[[ DATASET RECORDS open ]]

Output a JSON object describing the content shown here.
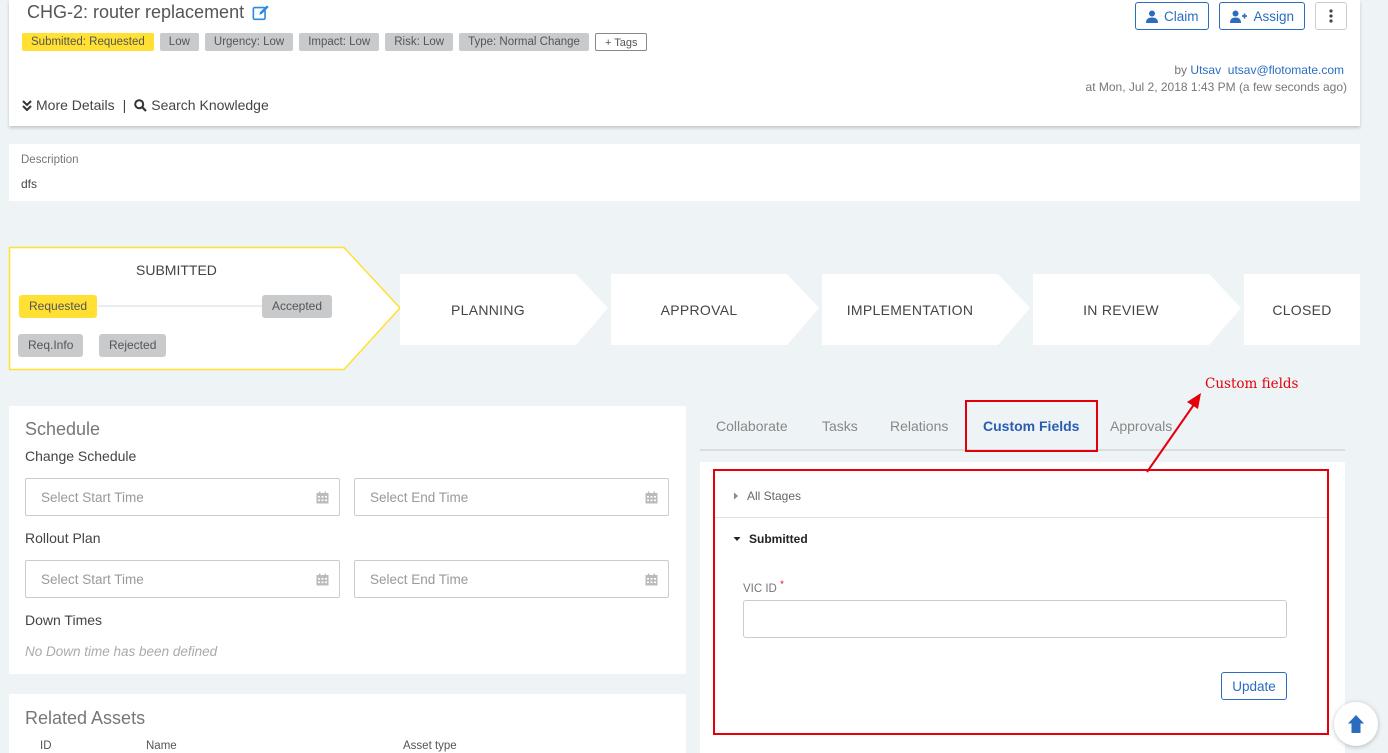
{
  "header": {
    "title": "CHG-2: router replacement",
    "tags": [
      "Submitted: Requested",
      "Low",
      "Urgency: Low",
      "Impact: Low",
      "Risk: Low",
      "Type: Normal Change"
    ],
    "add_tags_label": "+ Tags",
    "claim_label": "Claim",
    "assign_label": "Assign",
    "by_prefix": "by",
    "by_user": "Utsav",
    "by_email": "utsav@flotomate.com",
    "at_line": "at Mon, Jul 2, 2018 1:43 PM (a few seconds ago)",
    "more_details_label": "More Details",
    "separator": "|",
    "search_knowledge_label": "Search Knowledge"
  },
  "description": {
    "label": "Description",
    "value": "dfs"
  },
  "stages": {
    "current": "SUBMITTED",
    "current_substages": {
      "requested": "Requested",
      "accepted": "Accepted",
      "req_info": "Req.Info",
      "rejected": "Rejected"
    },
    "next": [
      "PLANNING",
      "APPROVAL",
      "IMPLEMENTATION",
      "IN REVIEW",
      "CLOSED"
    ]
  },
  "schedule": {
    "title": "Schedule",
    "change_schedule_label": "Change Schedule",
    "rollout_plan_label": "Rollout Plan",
    "down_times_label": "Down Times",
    "start_placeholder": "Select Start Time",
    "end_placeholder": "Select End Time",
    "no_down_time": "No Down time has been defined"
  },
  "related_assets": {
    "title": "Related Assets",
    "columns": [
      "ID",
      "Name",
      "Asset type"
    ]
  },
  "tabs": [
    "Collaborate",
    "Tasks",
    "Relations",
    "Custom Fields",
    "Approvals"
  ],
  "active_tab": "Custom Fields",
  "custom_fields": {
    "all_stages_label": "All Stages",
    "submitted_label": "Submitted",
    "vic_id_label": "VIC ID",
    "required_mark": "*",
    "update_label": "Update"
  },
  "annotation": {
    "label": "Custom fields",
    "color": "#e3000b"
  },
  "colors": {
    "accent": "#2a6dbf",
    "highlight_yellow": "#ffe033",
    "chip_gray": "#c8cacc"
  }
}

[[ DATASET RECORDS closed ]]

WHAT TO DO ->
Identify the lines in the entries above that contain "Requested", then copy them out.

RESPONSE TO THIS EXERCISE ->
      "Submitted: Requested",
      "requested": "Requested",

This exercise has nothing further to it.